━━━ Source records

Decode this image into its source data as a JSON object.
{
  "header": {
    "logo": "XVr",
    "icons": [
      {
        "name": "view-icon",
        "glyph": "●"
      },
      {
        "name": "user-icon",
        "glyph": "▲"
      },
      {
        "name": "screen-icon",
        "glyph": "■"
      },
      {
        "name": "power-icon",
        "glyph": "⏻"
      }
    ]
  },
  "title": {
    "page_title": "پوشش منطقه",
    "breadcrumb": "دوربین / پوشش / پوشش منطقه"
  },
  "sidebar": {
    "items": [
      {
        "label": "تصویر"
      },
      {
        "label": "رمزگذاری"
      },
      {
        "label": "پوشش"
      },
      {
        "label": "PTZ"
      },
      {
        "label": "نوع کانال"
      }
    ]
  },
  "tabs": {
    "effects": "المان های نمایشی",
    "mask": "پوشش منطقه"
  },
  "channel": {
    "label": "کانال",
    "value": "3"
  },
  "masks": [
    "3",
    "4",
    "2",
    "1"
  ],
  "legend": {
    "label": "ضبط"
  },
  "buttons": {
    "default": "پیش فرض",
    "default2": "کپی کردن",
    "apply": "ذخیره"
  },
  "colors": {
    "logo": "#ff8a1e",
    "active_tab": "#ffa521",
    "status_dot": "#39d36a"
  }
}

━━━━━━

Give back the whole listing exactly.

#### Response
Decode this image into its source data as a JSON object.
{
  "header": {
    "logo": "XVr",
    "icons": [
      {
        "name": "view-icon",
        "glyph": "●"
      },
      {
        "name": "user-icon",
        "glyph": "▲"
      },
      {
        "name": "screen-icon",
        "glyph": "■"
      },
      {
        "name": "power-icon",
        "glyph": "⏻"
      }
    ]
  },
  "title": {
    "page_title": "پوشش منطقه",
    "breadcrumb": "دوربین / پوشش / پوشش منطقه"
  },
  "sidebar": {
    "items": [
      {
        "label": "تصویر"
      },
      {
        "label": "رمزگذاری"
      },
      {
        "label": "پوشش"
      },
      {
        "label": "PTZ"
      },
      {
        "label": "نوع کانال"
      }
    ]
  },
  "tabs": {
    "effects": "المان های نمایشی",
    "mask": "پوشش منطقه"
  },
  "channel": {
    "label": "کانال",
    "value": "3"
  },
  "masks": [
    "3",
    "4",
    "2",
    "1"
  ],
  "legend": {
    "label": "ضبط"
  },
  "buttons": {
    "default": "پیش فرض",
    "default2": "کپی کردن",
    "apply": "ذخیره"
  },
  "colors": {
    "logo": "#ff8a1e",
    "active_tab": "#ffa521",
    "status_dot": "#39d36a"
  }
}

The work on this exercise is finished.